_What needs to be done_
Return the full listing, so that each line matches the original exactly.

»»

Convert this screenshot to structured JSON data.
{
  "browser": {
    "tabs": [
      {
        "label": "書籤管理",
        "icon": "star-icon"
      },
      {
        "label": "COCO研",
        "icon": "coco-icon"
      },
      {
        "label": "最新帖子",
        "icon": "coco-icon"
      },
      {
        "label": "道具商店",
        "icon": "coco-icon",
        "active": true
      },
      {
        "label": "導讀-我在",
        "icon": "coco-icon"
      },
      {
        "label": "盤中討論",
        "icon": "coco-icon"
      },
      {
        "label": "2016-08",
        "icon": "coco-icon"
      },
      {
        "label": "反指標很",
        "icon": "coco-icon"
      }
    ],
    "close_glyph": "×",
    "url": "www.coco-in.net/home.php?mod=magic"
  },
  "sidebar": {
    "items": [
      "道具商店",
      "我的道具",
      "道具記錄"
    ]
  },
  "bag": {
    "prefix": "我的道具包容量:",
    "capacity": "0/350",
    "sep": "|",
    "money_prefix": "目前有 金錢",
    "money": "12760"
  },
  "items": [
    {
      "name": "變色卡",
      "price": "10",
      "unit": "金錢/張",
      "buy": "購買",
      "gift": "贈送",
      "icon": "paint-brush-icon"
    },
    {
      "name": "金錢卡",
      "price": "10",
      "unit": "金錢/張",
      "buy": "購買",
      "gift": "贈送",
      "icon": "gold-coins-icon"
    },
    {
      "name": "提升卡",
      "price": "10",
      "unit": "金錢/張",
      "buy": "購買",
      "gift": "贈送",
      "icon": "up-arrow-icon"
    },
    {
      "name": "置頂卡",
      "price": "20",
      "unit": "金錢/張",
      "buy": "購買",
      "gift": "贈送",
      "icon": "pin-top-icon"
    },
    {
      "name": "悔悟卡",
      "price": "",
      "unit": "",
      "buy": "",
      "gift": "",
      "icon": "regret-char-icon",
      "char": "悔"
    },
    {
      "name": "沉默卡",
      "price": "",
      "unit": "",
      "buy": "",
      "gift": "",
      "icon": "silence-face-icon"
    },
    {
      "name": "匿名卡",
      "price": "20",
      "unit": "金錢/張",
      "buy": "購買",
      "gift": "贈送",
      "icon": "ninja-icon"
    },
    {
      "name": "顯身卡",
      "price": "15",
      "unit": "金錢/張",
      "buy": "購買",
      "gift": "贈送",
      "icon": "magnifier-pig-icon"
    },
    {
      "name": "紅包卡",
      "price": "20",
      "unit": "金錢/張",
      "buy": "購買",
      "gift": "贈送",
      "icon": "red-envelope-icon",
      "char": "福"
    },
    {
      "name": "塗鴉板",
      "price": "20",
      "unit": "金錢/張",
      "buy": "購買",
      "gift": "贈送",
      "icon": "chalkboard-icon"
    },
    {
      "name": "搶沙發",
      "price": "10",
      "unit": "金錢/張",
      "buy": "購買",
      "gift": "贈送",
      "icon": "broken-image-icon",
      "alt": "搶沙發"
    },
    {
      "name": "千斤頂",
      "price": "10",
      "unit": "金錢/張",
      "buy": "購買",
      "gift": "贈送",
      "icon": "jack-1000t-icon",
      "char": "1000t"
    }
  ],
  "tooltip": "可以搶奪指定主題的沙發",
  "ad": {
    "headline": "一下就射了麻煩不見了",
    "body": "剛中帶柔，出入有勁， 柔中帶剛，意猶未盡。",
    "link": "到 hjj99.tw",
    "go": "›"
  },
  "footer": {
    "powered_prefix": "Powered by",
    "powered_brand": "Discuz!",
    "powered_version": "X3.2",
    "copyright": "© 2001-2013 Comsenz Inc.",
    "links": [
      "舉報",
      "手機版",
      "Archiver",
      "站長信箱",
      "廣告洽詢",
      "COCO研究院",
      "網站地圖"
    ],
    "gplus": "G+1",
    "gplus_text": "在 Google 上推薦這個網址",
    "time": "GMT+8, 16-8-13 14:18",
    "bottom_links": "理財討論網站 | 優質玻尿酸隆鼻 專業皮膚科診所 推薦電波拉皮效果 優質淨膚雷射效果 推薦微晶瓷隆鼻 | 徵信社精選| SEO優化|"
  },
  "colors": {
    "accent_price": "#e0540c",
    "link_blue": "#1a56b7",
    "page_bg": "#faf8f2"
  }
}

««

_Answer area_
Convert this screenshot to structured JSON data.
{
  "browser": {
    "tabs": [
      {
        "label": "書籤管理",
        "icon": "star-icon"
      },
      {
        "label": "COCO研",
        "icon": "coco-icon"
      },
      {
        "label": "最新帖子",
        "icon": "coco-icon"
      },
      {
        "label": "道具商店",
        "icon": "coco-icon",
        "active": true
      },
      {
        "label": "導讀-我在",
        "icon": "coco-icon"
      },
      {
        "label": "盤中討論",
        "icon": "coco-icon"
      },
      {
        "label": "2016-08",
        "icon": "coco-icon"
      },
      {
        "label": "反指標很",
        "icon": "coco-icon"
      }
    ],
    "close_glyph": "×",
    "url": "www.coco-in.net/home.php?mod=magic"
  },
  "sidebar": {
    "items": [
      "道具商店",
      "我的道具",
      "道具記錄"
    ]
  },
  "bag": {
    "prefix": "我的道具包容量:",
    "capacity": "0/350",
    "sep": "|",
    "money_prefix": "目前有 金錢",
    "money": "12760"
  },
  "items": [
    {
      "name": "變色卡",
      "price": "10",
      "unit": "金錢/張",
      "buy": "購買",
      "gift": "贈送",
      "icon": "paint-brush-icon"
    },
    {
      "name": "金錢卡",
      "price": "10",
      "unit": "金錢/張",
      "buy": "購買",
      "gift": "贈送",
      "icon": "gold-coins-icon"
    },
    {
      "name": "提升卡",
      "price": "10",
      "unit": "金錢/張",
      "buy": "購買",
      "gift": "贈送",
      "icon": "up-arrow-icon"
    },
    {
      "name": "置頂卡",
      "price": "20",
      "unit": "金錢/張",
      "buy": "購買",
      "gift": "贈送",
      "icon": "pin-top-icon"
    },
    {
      "name": "悔悟卡",
      "price": "",
      "unit": "",
      "buy": "",
      "gift": "",
      "icon": "regret-char-icon",
      "char": "悔"
    },
    {
      "name": "沉默卡",
      "price": "",
      "unit": "",
      "buy": "",
      "gift": "",
      "icon": "silence-face-icon"
    },
    {
      "name": "匿名卡",
      "price": "20",
      "unit": "金錢/張",
      "buy": "購買",
      "gift": "贈送",
      "icon": "ninja-icon"
    },
    {
      "name": "顯身卡",
      "price": "15",
      "unit": "金錢/張",
      "buy": "購買",
      "gift": "贈送",
      "icon": "magnifier-pig-icon"
    },
    {
      "name": "紅包卡",
      "price": "20",
      "unit": "金錢/張",
      "buy": "購買",
      "gift": "贈送",
      "icon": "red-envelope-icon",
      "char": "福"
    },
    {
      "name": "塗鴉板",
      "price": "20",
      "unit": "金錢/張",
      "buy": "購買",
      "gift": "贈送",
      "icon": "chalkboard-icon"
    },
    {
      "name": "搶沙發",
      "price": "10",
      "unit": "金錢/張",
      "buy": "購買",
      "gift": "贈送",
      "icon": "broken-image-icon",
      "alt": "搶沙發"
    },
    {
      "name": "千斤頂",
      "price": "10",
      "unit": "金錢/張",
      "buy": "購買",
      "gift": "贈送",
      "icon": "jack-1000t-icon",
      "char": "1000t"
    }
  ],
  "tooltip": "可以搶奪指定主題的沙發",
  "ad": {
    "headline": "一下就射了麻煩不見了",
    "body": "剛中帶柔，出入有勁， 柔中帶剛，意猶未盡。",
    "link": "到 hjj99.tw",
    "go": "›"
  },
  "footer": {
    "powered_prefix": "Powered by",
    "powered_brand": "Discuz!",
    "powered_version": "X3.2",
    "copyright": "© 2001-2013 Comsenz Inc.",
    "links": [
      "舉報",
      "手機版",
      "Archiver",
      "站長信箱",
      "廣告洽詢",
      "COCO研究院",
      "網站地圖"
    ],
    "gplus": "G+1",
    "gplus_text": "在 Google 上推薦這個網址",
    "time": "GMT+8, 16-8-13 14:18",
    "bottom_links": "理財討論網站 | 優質玻尿酸隆鼻 專業皮膚科診所 推薦電波拉皮效果 優質淨膚雷射效果 推薦微晶瓷隆鼻 | 徵信社精選| SEO優化|"
  },
  "colors": {
    "accent_price": "#e0540c",
    "link_blue": "#1a56b7",
    "page_bg": "#faf8f2"
  }
}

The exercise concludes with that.